While holding on to overseas assets, U.S. investors will be exposed to currency fluctuations, which can negatively impact overall returns and add to portfolio risks. If a foreign currency depreciates against the U.S. dollar, the foreign asset will have a lower return when converted back into USD. Consequently, investors seeking a more pure play on the underlying foreign markets can utilize a currency-hedged investment to diminish currency risks.
However, potential investors should keep in mind that while these currency-hedged ETFs may outperform a non-hedged fund if the local currencies depreciate against the USD, a non-hedged fund may outperform the currency-hedged ETFs if the USD weakens against the foreign currencies.
For more information on new fund products, visit our new ETFs category.

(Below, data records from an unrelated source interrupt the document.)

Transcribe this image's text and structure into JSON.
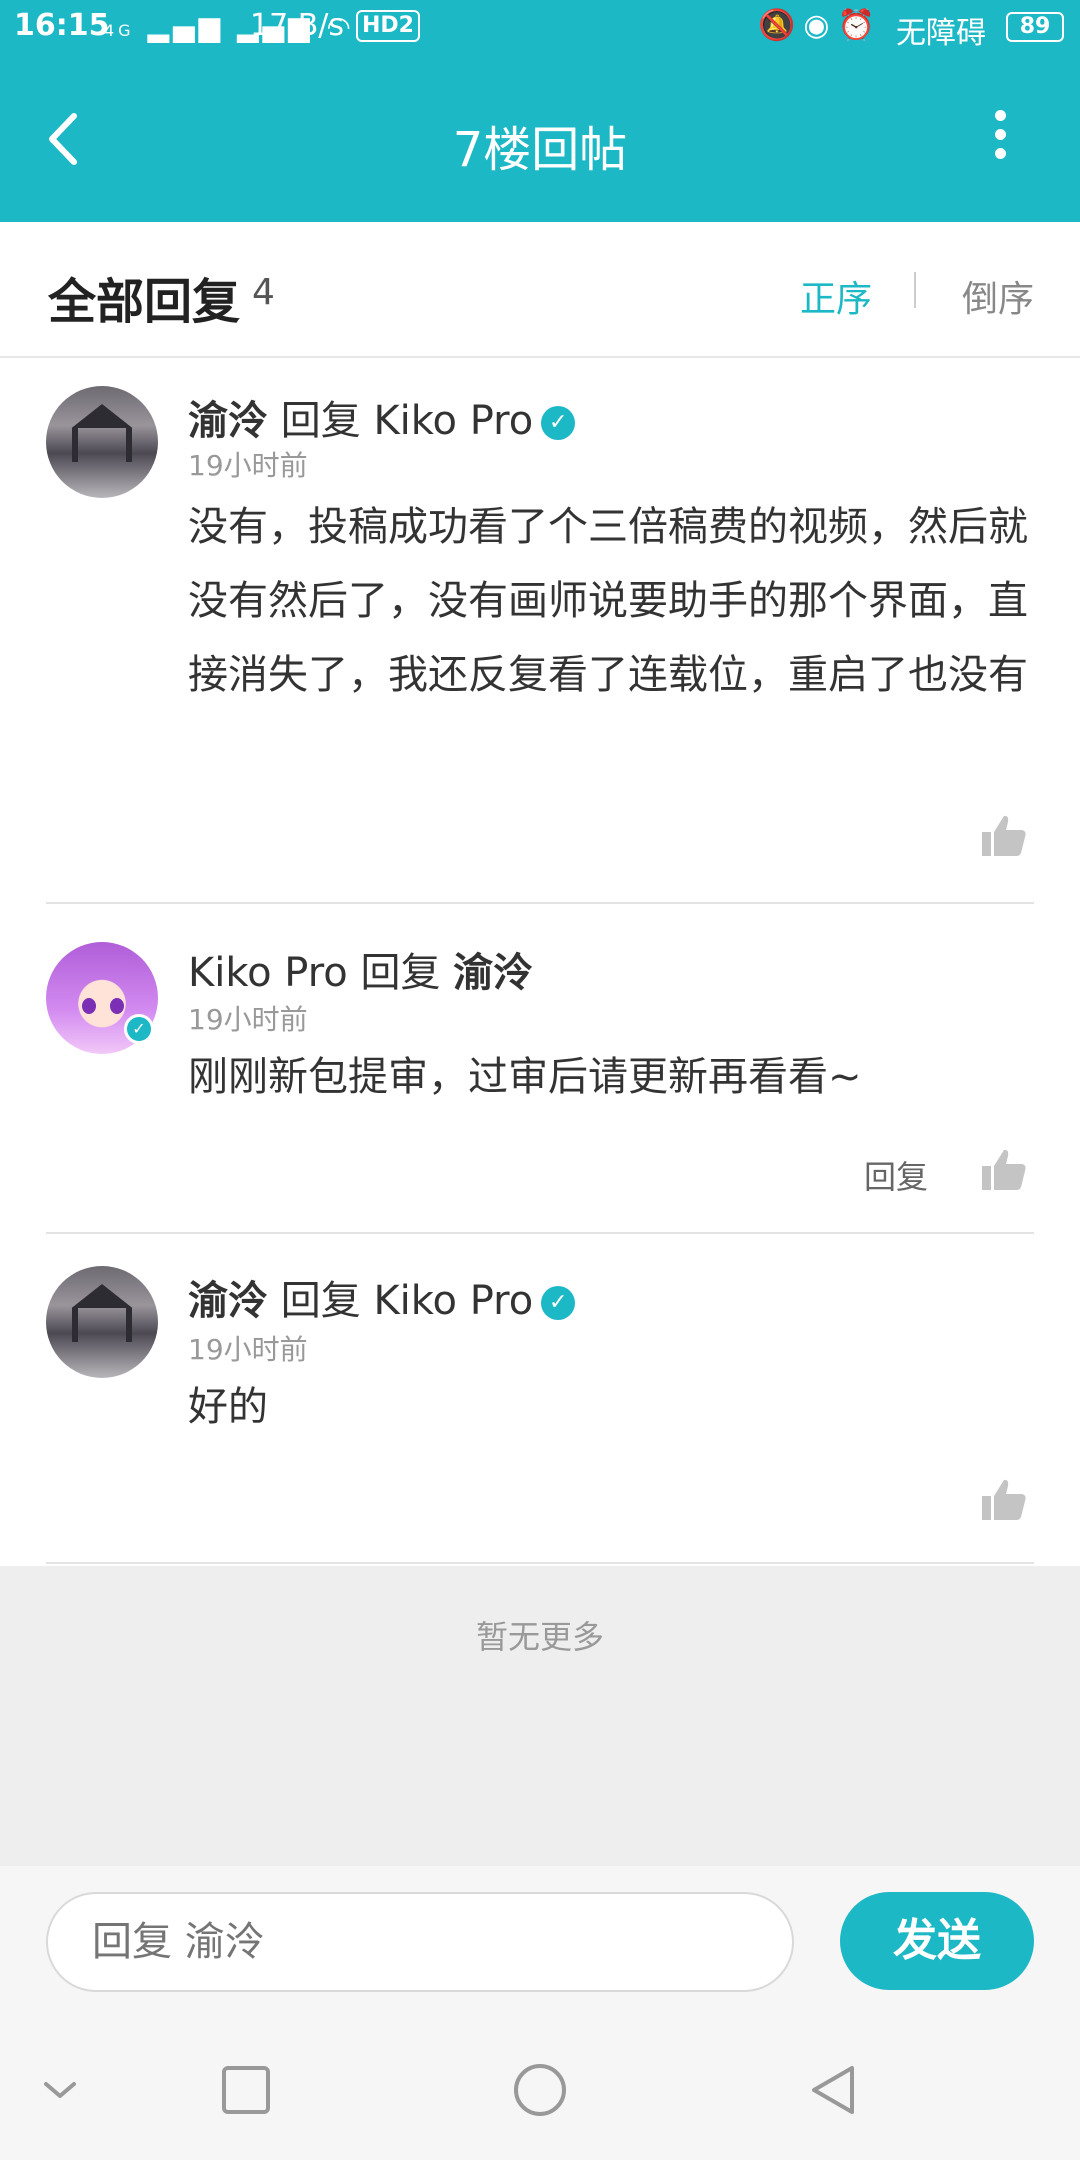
{
  "status_bar": {
    "time": "16:15",
    "signal": "4G",
    "speed": "17 B/s",
    "hd": "HD2",
    "mode": "无障碍",
    "battery": "89"
  },
  "topbar": {
    "title": "7楼回帖"
  },
  "header": {
    "title": "全部回复",
    "count": "4",
    "sort_asc": "正序",
    "sort_desc": "倒序"
  },
  "comments": [
    {
      "author": "渝泠",
      "reply_word": "回复",
      "target": "Kiko Pro",
      "time": "19小时前",
      "text": "没有，投稿成功看了个三倍稿费的视频，然后就没有然后了，没有画师说要助手的那个界面，直接消失了，我还反复看了连载位，重启了也没有",
      "reply_label": ""
    },
    {
      "author": "Kiko Pro",
      "reply_word": "回复",
      "target": "渝泠",
      "time": "19小时前",
      "text": "刚刚新包提审，过审后请更新再看看~",
      "reply_label": "回复"
    },
    {
      "author": "渝泠",
      "reply_word": "回复",
      "target": "Kiko Pro",
      "time": "19小时前",
      "text": "好的",
      "reply_label": ""
    }
  ],
  "footer": {
    "no_more": "暂无更多"
  },
  "reply_bar": {
    "placeholder": "回复 渝泠",
    "send_label": "发送"
  },
  "colors": {
    "accent": "#1cb8c6"
  }
}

Money managers who are looking into constructing their own ETFs may also be interested in attending the second annual ETF Boot Camp in New York next month. Whether you’re an ETF start-up, fund company, broker dealer, pension plan, endowment, private equity firm, fund board independent director, 401k plan provider or ETF industry executive…this conference is designed for you. This one-of-a-kind event will condense everything you need to know about the inner workings of the ETF business into two days.
Max Chen contributed to this article.